I was chatting with a villager when a speeding jeep screeched to a halt nearby.
The driver of the vehicle emerged and asked if he could get a can of water as his engine was overheating.
It was around noon and the midday sun was unbearable. I went across to ask the person to join me in the shade while the water was being fetched to cool the engine.
It was only when I came close that I realized it was none other that Rajiv Gandhi.
Rajiv used to love driving out of Delhi and often used to visit his farmhouse on the outskirts of Mehrauli.
He also liked to use the route across Gadaipur to a village called Mandi on the road towards Gurgaon.
He was on one such trip when his vehicle had started to give problems.
Rajiv had just quit his career as a pilot with Indian Airlines.
He was taking his first hesitant steps into politics and was trying to get a broader picture of the country and its problems.
He had collected some friends like Arun Singh, his cousin Arun Nehru and other bright young people to act like a think tank to brainstorm on various issues and offer suggestions to Prime Minister Indira Gandhi.

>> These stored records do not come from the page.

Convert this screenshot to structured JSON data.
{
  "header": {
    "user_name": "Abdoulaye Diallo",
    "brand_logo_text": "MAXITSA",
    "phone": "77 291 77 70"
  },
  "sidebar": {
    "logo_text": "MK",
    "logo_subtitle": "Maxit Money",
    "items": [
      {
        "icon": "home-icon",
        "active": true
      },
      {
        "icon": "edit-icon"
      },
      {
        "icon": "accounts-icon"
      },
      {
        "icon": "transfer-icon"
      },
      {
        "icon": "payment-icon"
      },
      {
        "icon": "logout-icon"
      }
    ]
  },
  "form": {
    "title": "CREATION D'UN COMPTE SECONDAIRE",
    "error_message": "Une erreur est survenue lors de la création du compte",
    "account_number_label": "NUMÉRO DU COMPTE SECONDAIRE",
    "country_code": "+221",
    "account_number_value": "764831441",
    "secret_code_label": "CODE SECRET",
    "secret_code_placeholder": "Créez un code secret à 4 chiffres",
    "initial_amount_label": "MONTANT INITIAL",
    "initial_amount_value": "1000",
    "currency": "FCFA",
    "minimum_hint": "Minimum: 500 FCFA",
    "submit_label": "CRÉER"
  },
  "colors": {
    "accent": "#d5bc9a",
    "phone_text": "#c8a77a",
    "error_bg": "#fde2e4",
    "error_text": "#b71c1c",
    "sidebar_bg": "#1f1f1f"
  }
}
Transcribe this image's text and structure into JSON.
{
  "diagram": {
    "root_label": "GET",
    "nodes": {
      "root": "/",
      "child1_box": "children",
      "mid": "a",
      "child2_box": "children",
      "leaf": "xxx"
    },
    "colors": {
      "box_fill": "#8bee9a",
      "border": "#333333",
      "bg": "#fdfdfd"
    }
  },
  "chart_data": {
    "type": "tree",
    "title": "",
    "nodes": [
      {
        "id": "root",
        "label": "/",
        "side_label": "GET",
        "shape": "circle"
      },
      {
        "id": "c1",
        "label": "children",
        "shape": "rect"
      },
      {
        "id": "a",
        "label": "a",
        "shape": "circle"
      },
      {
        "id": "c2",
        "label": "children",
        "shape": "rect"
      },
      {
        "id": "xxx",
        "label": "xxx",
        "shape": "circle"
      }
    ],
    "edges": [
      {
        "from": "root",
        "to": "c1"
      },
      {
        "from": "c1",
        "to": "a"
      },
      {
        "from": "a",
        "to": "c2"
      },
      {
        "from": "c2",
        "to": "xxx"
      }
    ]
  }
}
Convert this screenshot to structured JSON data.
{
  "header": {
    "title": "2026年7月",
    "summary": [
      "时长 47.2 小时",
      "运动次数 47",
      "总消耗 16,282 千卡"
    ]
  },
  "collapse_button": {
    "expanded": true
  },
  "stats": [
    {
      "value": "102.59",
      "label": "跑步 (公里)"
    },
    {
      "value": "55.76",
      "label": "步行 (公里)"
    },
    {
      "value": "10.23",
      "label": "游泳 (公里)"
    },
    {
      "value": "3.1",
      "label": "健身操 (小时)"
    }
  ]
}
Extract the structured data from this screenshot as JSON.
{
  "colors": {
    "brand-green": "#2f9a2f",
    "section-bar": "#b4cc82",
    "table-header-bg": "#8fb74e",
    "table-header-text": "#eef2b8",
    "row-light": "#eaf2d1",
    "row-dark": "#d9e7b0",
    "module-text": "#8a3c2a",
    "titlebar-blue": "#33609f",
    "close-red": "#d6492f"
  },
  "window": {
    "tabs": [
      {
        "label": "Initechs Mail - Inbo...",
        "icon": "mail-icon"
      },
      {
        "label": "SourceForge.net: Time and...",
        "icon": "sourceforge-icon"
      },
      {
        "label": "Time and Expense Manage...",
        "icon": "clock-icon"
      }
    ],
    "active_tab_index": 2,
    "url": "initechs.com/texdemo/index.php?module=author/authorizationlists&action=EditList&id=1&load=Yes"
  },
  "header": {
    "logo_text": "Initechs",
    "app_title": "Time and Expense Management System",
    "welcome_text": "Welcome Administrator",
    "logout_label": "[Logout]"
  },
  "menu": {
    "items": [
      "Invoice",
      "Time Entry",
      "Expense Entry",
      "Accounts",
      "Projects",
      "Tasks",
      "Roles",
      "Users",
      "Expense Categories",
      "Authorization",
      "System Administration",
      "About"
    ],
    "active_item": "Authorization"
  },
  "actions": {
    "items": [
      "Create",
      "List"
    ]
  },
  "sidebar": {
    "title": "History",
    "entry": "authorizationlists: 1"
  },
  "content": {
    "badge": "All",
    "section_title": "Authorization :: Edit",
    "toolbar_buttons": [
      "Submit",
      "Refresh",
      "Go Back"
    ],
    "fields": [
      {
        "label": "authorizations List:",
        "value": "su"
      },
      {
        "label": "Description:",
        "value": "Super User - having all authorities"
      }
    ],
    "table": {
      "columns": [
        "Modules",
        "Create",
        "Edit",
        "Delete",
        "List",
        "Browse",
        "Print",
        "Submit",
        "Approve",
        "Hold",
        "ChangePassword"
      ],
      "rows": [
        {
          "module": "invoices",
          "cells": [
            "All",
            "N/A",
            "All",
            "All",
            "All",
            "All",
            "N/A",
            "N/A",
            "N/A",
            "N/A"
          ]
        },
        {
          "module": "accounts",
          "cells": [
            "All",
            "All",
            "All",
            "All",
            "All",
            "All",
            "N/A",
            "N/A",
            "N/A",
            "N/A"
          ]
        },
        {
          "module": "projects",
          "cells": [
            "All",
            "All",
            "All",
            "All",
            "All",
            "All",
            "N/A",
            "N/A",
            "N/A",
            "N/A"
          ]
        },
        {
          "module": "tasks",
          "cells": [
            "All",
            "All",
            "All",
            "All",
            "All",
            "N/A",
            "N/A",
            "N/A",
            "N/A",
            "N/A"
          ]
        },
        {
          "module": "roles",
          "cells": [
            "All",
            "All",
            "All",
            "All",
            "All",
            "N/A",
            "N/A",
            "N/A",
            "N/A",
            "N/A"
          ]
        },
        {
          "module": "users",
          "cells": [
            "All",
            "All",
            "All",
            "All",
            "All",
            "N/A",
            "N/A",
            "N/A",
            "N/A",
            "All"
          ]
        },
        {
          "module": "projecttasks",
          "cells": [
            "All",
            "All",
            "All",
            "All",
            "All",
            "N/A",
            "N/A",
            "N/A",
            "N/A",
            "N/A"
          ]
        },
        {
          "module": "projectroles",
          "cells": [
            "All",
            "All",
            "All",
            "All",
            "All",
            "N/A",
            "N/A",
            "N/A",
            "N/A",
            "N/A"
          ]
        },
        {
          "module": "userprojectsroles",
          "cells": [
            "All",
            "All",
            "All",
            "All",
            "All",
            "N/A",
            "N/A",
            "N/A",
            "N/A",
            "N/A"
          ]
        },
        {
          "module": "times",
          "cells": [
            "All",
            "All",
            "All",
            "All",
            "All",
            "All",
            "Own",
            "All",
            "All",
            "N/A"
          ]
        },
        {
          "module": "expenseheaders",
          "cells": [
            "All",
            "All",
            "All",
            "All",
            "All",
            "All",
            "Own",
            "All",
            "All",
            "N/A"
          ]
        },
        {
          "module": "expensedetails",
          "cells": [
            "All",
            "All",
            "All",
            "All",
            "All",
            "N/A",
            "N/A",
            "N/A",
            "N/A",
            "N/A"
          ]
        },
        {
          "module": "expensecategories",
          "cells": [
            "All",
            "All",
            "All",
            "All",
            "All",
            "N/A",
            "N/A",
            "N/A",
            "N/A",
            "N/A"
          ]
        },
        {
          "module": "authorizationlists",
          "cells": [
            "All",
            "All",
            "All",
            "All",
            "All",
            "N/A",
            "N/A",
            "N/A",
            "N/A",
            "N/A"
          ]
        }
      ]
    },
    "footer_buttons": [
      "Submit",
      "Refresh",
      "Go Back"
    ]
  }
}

His entry into politics had been sudden and tragic, following the death of his younger brother, Sanjay Gandhi, in a plane crash.
Rajiv had become a huge emotional support for his grief-stricken mother as she has been very dependent on Sanjay, her anointed political heir.
"What are you doing in such a desolate plate and that too at the height of summer?" Rajiv asked me after I had introduced myself.
"I am in the real-estate business and am inspired by the idea of creating a modern city on the outskirts of Delhi," I replied.
He became interested and pressed me on the issue.
"What is holding it up and why don't you do it?" he asked.
Image: Indira Gandhi seen with sons Rajiv Gandhi and Sanjay Gandhi in this file photo.